## [Problem statement]
Copy each line of the entries that includes the word "Customized".

## [Information shown]
%%

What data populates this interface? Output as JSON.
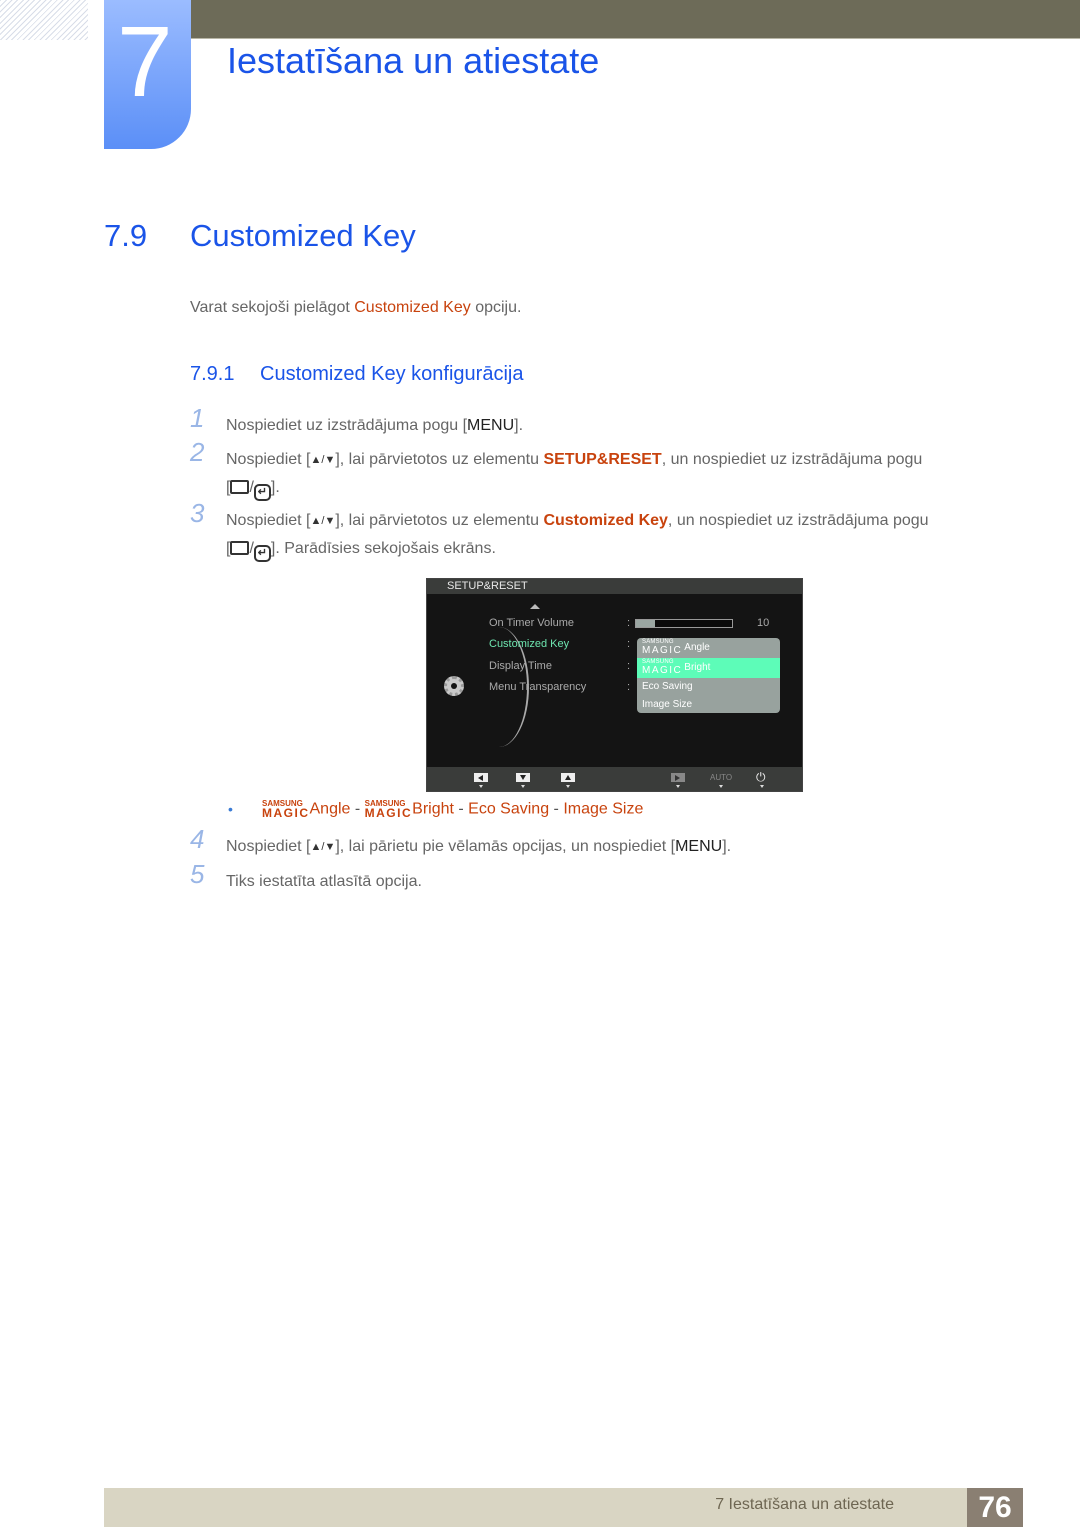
{
  "chapter": {
    "number": "7",
    "title": "Iestatīšana un atiestate"
  },
  "section": {
    "number": "7.9",
    "title": "Customized Key",
    "intro_before": "Varat sekojoši pielāgot ",
    "intro_highlight": "Customized Key",
    "intro_after": " opciju."
  },
  "subsection": {
    "number": "7.9.1",
    "title": "Customized Key konfigurācija"
  },
  "steps": [
    {
      "num": "1",
      "text_before": "Nospiediet uz izstrādājuma pogu [",
      "key": "MENU",
      "text_after": "]."
    },
    {
      "num": "2",
      "text_before": "Nospiediet [",
      "arrows": "▲/▼",
      "text_mid": "], lai pārvietotos uz elementu ",
      "highlight": "SETUP&RESET",
      "text_after": ", un nospiediet uz izstrādājuma pogu",
      "line2_after": "]."
    },
    {
      "num": "3",
      "text_before": "Nospiediet [",
      "arrows": "▲/▼",
      "text_mid": "], lai pārvietotos uz elementu ",
      "highlight": "Customized Key",
      "text_after": ", un nospiediet uz izstrādājuma pogu",
      "line2_after": "]. Parādīsies sekojošais ekrāns."
    },
    {
      "num": "4",
      "text_before": "Nospiediet [",
      "arrows": "▲/▼",
      "text_mid": "], lai pārietu pie vēlamās opcijas, un nospiediet [",
      "key": "MENU",
      "text_after": "]."
    },
    {
      "num": "5",
      "text": "Tiks iestatīta atlasītā opcija."
    }
  ],
  "osd": {
    "header": "SETUP&RESET",
    "items": [
      "On Timer  Volume",
      "Customized Key",
      "Display Time",
      "Menu Transparency"
    ],
    "active_item": "Customized Key",
    "volume_value": "10",
    "volume_fill_fraction": 0.2,
    "options": [
      {
        "brand_small": "SAMSUNG",
        "brand_big": "MAGIC",
        "label": "Angle"
      },
      {
        "brand_small": "SAMSUNG",
        "brand_big": "MAGIC",
        "label": "Bright"
      },
      {
        "label": "Eco Saving"
      },
      {
        "label": "Image Size"
      }
    ],
    "selected_option": "Bright",
    "footer_auto": "AUTO",
    "footer_power": "⏻"
  },
  "options_line": {
    "bullet": "•",
    "brand_small": "SAMSUNG",
    "brand_big": "MAGIC",
    "opt1": "Angle",
    "sep": " - ",
    "opt2": "Bright",
    "opt3": "Eco Saving",
    "opt4": "Image Size"
  },
  "footer": {
    "text": "7 Iestatīšana un atiestate",
    "page": "76"
  },
  "colors": {
    "title_blue": "#1a54e8",
    "highlight_orange": "#c8430e",
    "osd_select_green": "#5dfcb8"
  }
}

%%

## [Completed exercise]
    "title": "Customized Key",
    "intro_highlight": "Customized Key",
    "title": "Customized Key konfigurācija"
      "highlight": "Customized Key",
      "Customized Key",
    "active_item": "Customized Key",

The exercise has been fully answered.